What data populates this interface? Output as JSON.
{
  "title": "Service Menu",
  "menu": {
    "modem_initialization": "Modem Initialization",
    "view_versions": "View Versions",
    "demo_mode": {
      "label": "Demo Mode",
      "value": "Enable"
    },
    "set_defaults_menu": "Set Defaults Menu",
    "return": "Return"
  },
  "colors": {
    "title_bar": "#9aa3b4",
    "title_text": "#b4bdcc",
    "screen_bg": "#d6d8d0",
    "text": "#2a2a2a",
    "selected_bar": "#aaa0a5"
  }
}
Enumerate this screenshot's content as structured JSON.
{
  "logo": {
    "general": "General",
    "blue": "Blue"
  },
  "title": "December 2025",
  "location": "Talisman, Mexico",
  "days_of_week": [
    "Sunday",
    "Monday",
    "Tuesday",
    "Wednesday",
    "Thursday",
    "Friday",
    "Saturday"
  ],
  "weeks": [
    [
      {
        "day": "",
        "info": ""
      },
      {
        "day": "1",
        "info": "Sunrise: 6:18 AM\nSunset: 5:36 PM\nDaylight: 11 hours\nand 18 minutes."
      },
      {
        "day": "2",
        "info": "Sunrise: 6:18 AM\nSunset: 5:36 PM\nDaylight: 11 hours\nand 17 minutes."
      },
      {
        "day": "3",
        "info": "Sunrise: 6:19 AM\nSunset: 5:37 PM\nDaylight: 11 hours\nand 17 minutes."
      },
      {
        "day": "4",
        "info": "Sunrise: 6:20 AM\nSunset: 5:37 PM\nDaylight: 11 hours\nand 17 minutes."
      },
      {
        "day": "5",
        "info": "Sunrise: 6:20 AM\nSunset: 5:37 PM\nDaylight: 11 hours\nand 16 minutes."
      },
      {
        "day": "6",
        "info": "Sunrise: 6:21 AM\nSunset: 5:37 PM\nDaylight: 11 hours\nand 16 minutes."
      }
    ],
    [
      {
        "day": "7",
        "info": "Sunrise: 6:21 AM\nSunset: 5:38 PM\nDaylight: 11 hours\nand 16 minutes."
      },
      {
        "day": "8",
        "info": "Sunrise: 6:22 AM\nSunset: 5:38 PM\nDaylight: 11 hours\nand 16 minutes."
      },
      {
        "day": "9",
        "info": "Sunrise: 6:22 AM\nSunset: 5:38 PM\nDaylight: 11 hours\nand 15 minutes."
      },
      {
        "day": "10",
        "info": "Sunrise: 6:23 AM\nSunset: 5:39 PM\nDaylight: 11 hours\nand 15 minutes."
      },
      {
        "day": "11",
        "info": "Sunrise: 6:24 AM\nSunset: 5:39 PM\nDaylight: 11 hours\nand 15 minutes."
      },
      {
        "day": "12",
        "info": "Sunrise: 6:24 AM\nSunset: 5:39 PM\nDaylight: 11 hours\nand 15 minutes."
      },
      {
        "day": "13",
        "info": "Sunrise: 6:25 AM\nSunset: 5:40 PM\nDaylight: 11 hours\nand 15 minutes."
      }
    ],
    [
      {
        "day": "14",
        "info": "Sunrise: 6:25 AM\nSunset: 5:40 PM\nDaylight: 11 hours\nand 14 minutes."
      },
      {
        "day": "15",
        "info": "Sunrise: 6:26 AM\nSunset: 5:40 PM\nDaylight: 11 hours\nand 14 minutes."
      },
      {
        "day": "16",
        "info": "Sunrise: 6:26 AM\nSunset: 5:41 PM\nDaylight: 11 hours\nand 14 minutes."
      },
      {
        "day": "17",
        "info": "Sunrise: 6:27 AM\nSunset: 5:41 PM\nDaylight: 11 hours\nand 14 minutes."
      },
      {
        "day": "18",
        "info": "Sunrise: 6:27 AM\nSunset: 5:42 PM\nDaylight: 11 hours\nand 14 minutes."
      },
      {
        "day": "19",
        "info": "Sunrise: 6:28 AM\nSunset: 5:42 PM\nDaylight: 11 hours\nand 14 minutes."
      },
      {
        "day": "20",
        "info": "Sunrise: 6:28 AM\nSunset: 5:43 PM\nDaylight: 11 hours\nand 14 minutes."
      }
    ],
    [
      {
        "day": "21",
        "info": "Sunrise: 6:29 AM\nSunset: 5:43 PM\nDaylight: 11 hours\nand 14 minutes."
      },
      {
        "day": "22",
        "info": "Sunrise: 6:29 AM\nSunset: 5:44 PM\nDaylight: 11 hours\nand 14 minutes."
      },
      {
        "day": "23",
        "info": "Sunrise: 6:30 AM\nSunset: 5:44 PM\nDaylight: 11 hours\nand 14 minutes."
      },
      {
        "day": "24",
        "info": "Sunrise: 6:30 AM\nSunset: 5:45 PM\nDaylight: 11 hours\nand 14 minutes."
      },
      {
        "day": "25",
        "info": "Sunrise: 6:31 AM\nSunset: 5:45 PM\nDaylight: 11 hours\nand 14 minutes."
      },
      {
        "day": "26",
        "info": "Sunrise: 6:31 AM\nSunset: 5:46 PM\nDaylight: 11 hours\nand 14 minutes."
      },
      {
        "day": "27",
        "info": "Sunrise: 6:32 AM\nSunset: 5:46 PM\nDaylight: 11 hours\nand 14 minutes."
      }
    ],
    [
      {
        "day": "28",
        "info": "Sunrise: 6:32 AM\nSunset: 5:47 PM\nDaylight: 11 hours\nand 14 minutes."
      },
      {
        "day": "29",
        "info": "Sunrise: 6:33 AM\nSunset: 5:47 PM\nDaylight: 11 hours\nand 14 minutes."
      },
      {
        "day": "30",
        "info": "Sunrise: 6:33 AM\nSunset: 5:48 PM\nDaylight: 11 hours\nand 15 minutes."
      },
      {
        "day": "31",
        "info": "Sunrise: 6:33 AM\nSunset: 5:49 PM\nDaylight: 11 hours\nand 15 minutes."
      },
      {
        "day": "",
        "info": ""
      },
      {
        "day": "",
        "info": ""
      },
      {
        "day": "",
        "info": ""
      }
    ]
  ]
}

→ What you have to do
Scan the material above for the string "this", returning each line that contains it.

→ Task output
What data populates this interface? Output as JSON.
Enumerate this screenshot's content as structured JSON.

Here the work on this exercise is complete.